[Web page and app entries]
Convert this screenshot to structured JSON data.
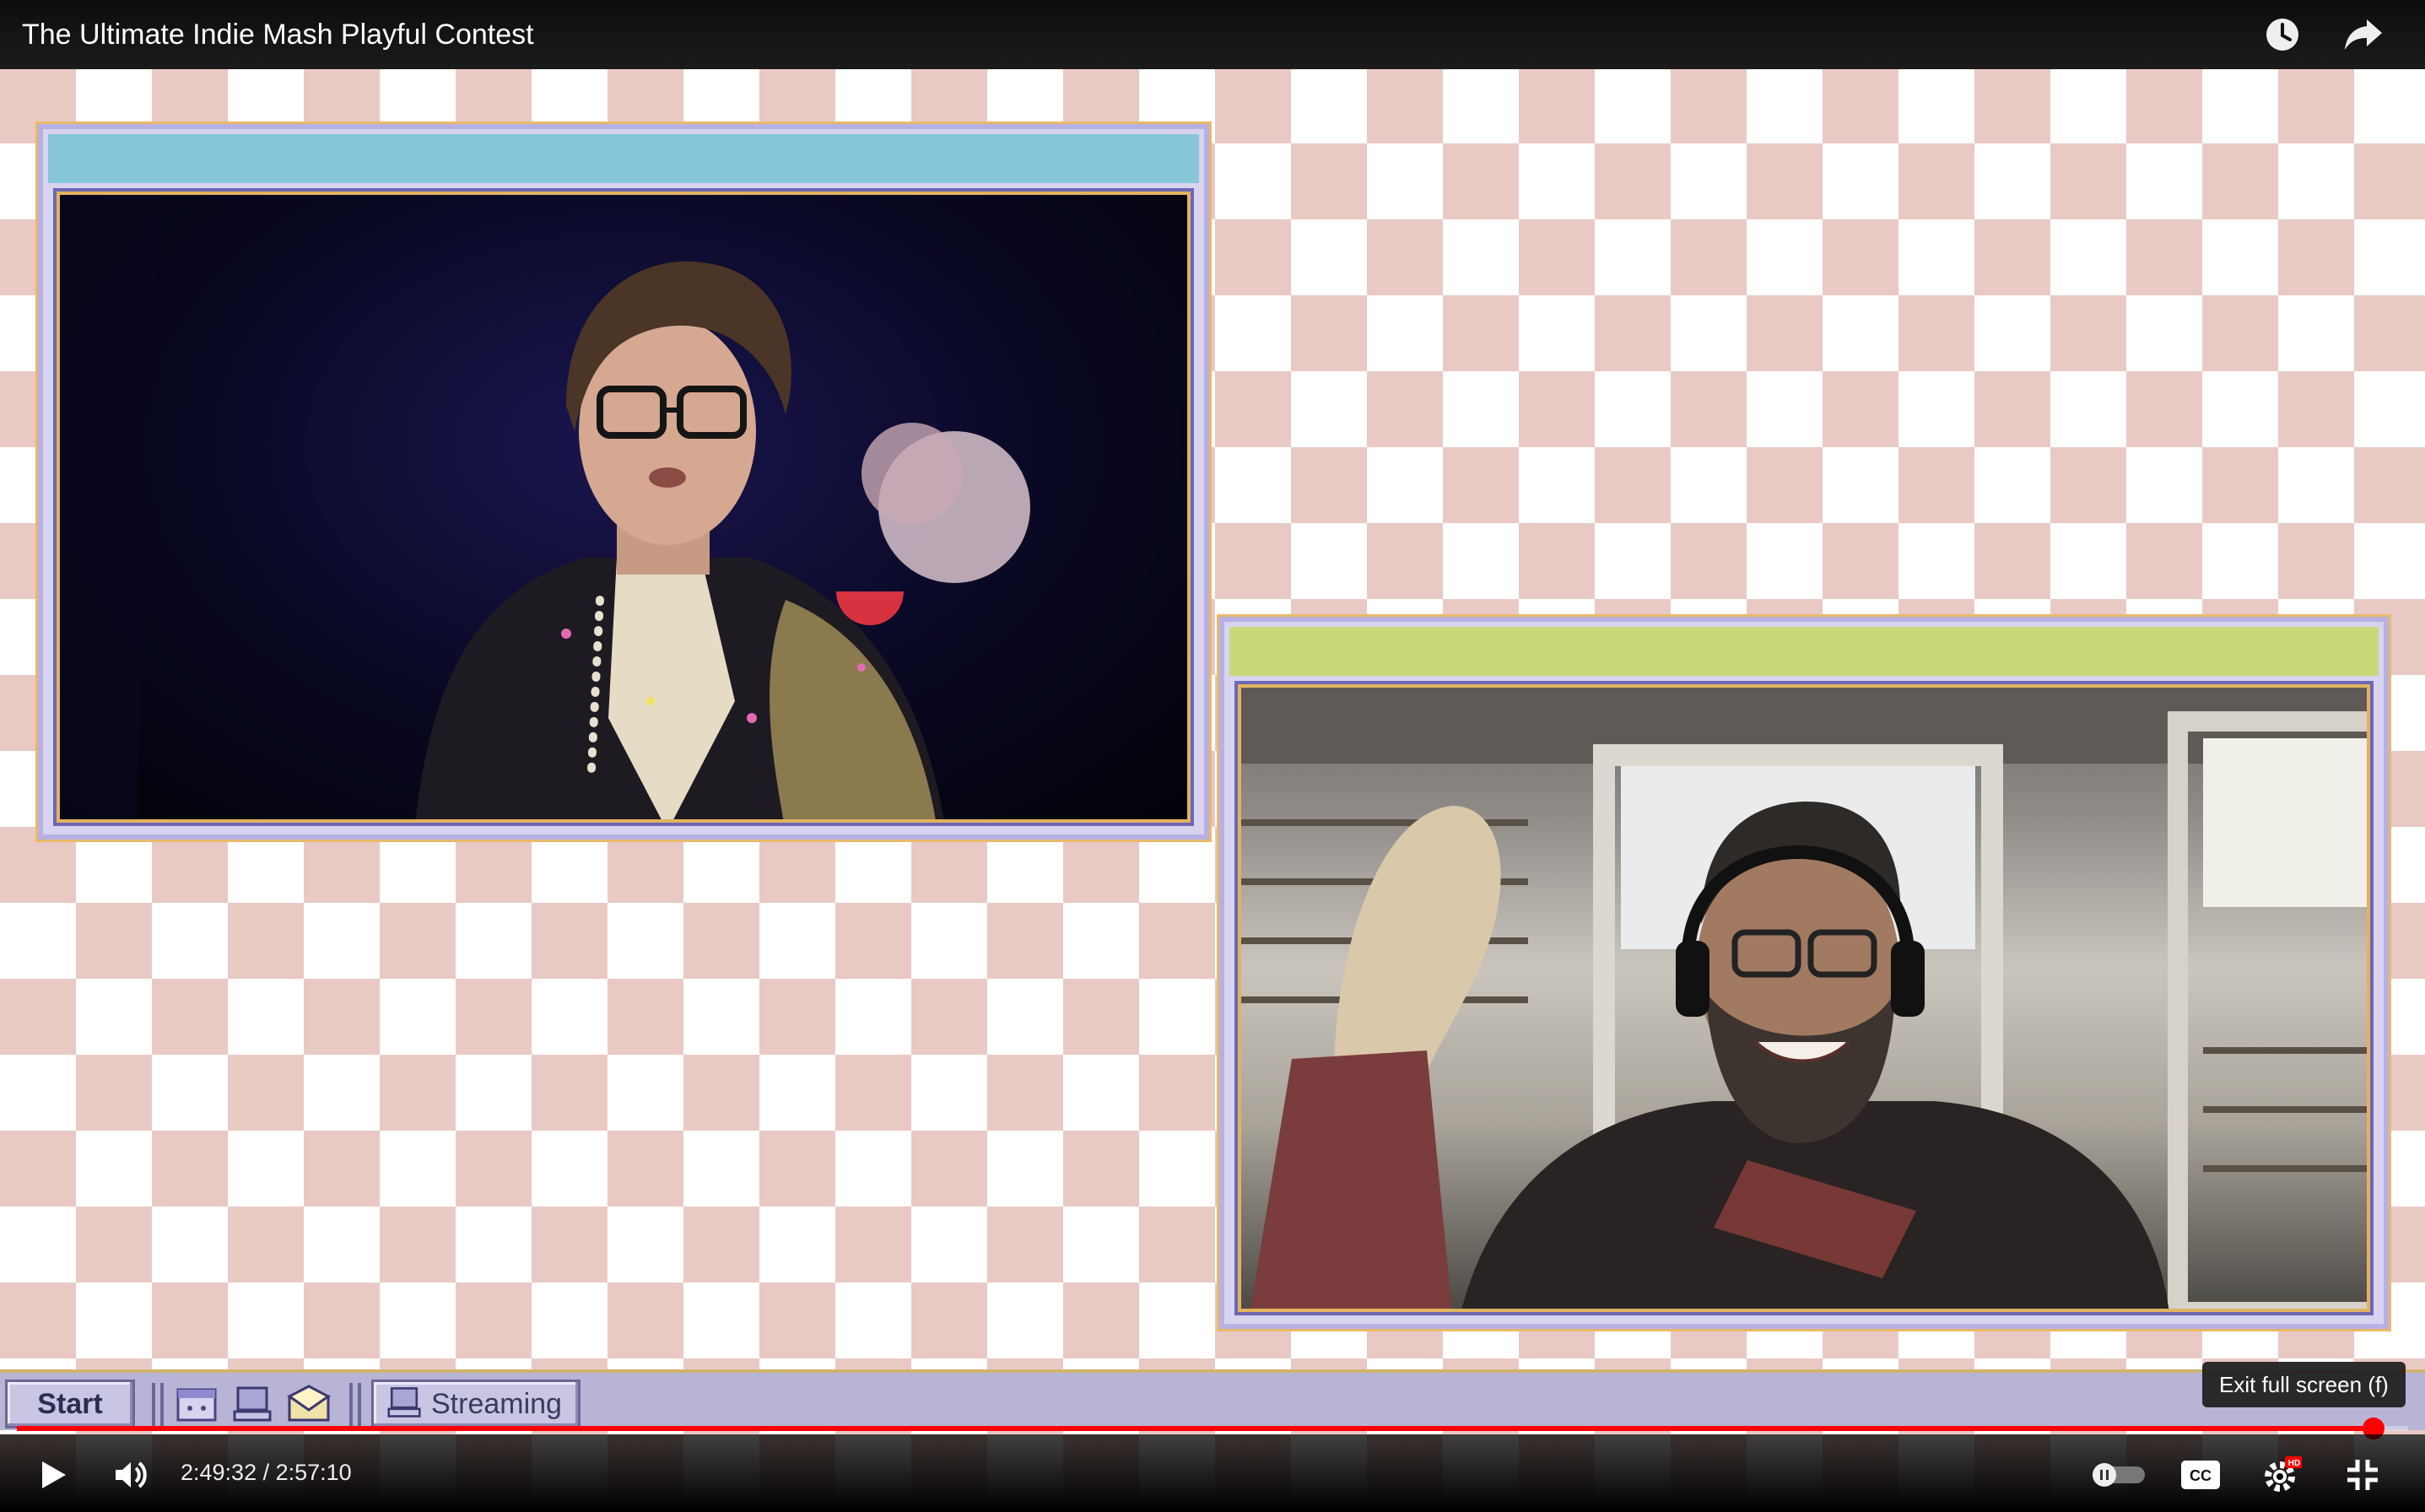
{
  "header": {
    "title": "The Ultimate Indie Mash Playful Contest",
    "icons": [
      "watch-later-icon",
      "share-icon"
    ]
  },
  "windows": [
    {
      "name": "stage-window",
      "titlebar_color": "#86c6d8"
    },
    {
      "name": "webcam-window",
      "titlebar_color": "#c9d97a"
    }
  ],
  "taskbar": {
    "start_label": "Start",
    "quick_launch_icons": [
      "calendar-icon",
      "computer-icon",
      "mail-icon"
    ],
    "task_label": "Streaming"
  },
  "player": {
    "time_display": "2:49:32 / 2:57:10",
    "progress_fraction": 0.9855,
    "tooltip": "Exit full screen (f)",
    "accent_color": "#ff0000",
    "controls": [
      "play-icon",
      "volume-icon",
      "autoplay-toggle",
      "captions-icon",
      "settings-icon",
      "exit-fullscreen-icon"
    ],
    "quality_badge": "HD",
    "captions_label": "CC"
  }
}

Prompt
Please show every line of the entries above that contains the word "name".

Answer section
      "name": "stage-window",
      "name": "webcam-window",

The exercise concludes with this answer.